§ Provided data
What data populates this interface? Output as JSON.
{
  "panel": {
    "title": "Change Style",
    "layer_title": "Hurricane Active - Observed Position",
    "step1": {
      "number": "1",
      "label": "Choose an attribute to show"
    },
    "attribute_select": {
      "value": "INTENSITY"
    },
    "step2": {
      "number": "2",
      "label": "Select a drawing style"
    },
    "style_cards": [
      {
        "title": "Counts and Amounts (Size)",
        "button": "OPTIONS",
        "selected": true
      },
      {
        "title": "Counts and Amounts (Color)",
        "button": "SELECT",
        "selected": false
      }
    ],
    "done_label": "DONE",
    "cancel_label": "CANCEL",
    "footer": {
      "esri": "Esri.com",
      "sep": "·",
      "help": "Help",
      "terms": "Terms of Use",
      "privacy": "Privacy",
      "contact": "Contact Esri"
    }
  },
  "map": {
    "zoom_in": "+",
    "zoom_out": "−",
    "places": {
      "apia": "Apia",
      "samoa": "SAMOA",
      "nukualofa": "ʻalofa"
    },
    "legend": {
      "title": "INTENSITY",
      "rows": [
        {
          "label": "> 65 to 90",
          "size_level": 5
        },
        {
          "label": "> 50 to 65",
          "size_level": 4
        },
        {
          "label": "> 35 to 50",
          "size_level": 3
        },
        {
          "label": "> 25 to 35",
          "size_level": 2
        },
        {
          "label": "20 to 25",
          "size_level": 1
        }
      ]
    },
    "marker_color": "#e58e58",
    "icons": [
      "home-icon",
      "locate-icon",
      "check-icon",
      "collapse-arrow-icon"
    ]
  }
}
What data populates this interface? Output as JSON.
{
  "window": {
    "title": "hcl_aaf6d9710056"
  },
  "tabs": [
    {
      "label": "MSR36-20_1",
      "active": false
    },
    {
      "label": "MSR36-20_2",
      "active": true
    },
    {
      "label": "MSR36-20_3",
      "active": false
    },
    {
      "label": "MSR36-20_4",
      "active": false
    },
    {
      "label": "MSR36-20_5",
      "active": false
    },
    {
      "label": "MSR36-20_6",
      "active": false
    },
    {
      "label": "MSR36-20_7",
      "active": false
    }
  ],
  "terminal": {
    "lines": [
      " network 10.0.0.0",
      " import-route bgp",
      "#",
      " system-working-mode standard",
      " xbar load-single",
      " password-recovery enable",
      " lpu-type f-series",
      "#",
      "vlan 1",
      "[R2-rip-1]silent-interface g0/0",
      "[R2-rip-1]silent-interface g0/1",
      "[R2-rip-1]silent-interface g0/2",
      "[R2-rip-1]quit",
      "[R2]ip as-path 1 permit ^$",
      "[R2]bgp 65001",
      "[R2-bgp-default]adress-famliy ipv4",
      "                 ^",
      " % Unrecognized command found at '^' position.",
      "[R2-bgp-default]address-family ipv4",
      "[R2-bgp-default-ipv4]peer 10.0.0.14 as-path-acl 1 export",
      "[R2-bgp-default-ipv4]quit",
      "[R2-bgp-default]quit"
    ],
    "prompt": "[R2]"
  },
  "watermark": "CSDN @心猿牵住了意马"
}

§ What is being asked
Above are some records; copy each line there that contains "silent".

§ Result below
      "[R2-rip-1]silent-interface g0/0",
      "[R2-rip-1]silent-interface g0/1",
      "[R2-rip-1]silent-interface g0/2",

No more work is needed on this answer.